==== AVAILABLE RECORDS

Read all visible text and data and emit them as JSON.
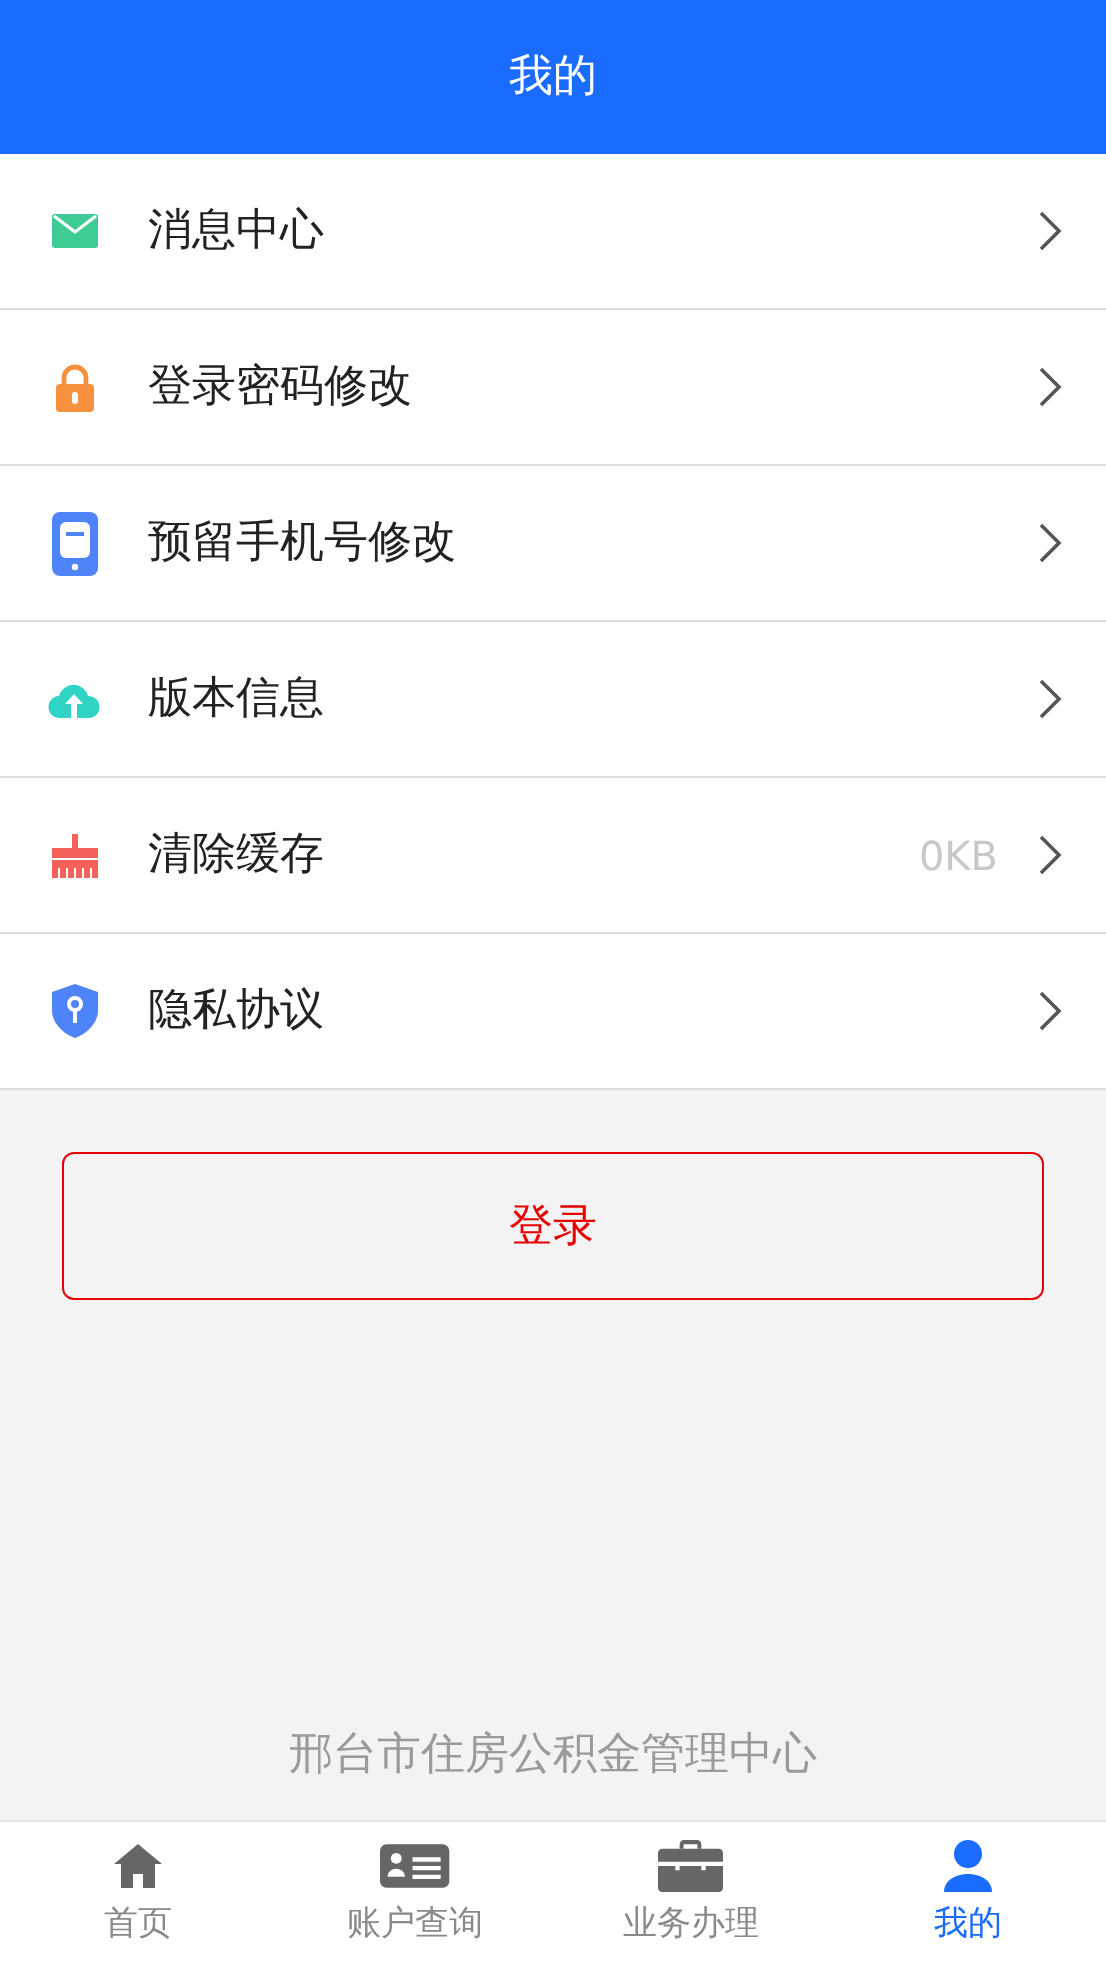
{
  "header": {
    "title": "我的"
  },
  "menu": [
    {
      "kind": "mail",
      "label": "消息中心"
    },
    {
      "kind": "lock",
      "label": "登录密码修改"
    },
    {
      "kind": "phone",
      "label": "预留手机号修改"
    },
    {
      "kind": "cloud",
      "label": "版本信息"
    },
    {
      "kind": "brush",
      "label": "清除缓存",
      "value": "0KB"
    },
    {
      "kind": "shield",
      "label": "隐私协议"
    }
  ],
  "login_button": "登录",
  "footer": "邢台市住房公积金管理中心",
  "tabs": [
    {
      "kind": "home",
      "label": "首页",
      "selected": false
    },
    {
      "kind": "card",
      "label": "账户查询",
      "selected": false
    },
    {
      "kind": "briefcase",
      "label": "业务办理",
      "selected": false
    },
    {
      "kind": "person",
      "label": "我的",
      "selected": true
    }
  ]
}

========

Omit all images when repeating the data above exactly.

> SOLUTION TO THE EXERCISE
Read all visible text and data and emit them as JSON.
{
  "header": {
    "title": "我的"
  },
  "menu": [
    {
      "kind": "mail",
      "label": "消息中心"
    },
    {
      "kind": "lock",
      "label": "登录密码修改"
    },
    {
      "kind": "phone",
      "label": "预留手机号修改"
    },
    {
      "kind": "cloud",
      "label": "版本信息"
    },
    {
      "kind": "brush",
      "label": "清除缓存",
      "value": "0KB"
    },
    {
      "kind": "shield",
      "label": "隐私协议"
    }
  ],
  "login_button": "登录",
  "footer": "邢台市住房公积金管理中心",
  "tabs": [
    {
      "kind": "home",
      "label": "首页",
      "selected": false
    },
    {
      "kind": "card",
      "label": "账户查询",
      "selected": false
    },
    {
      "kind": "briefcase",
      "label": "业务办理",
      "selected": false
    },
    {
      "kind": "person",
      "label": "我的",
      "selected": true
    }
  ]
}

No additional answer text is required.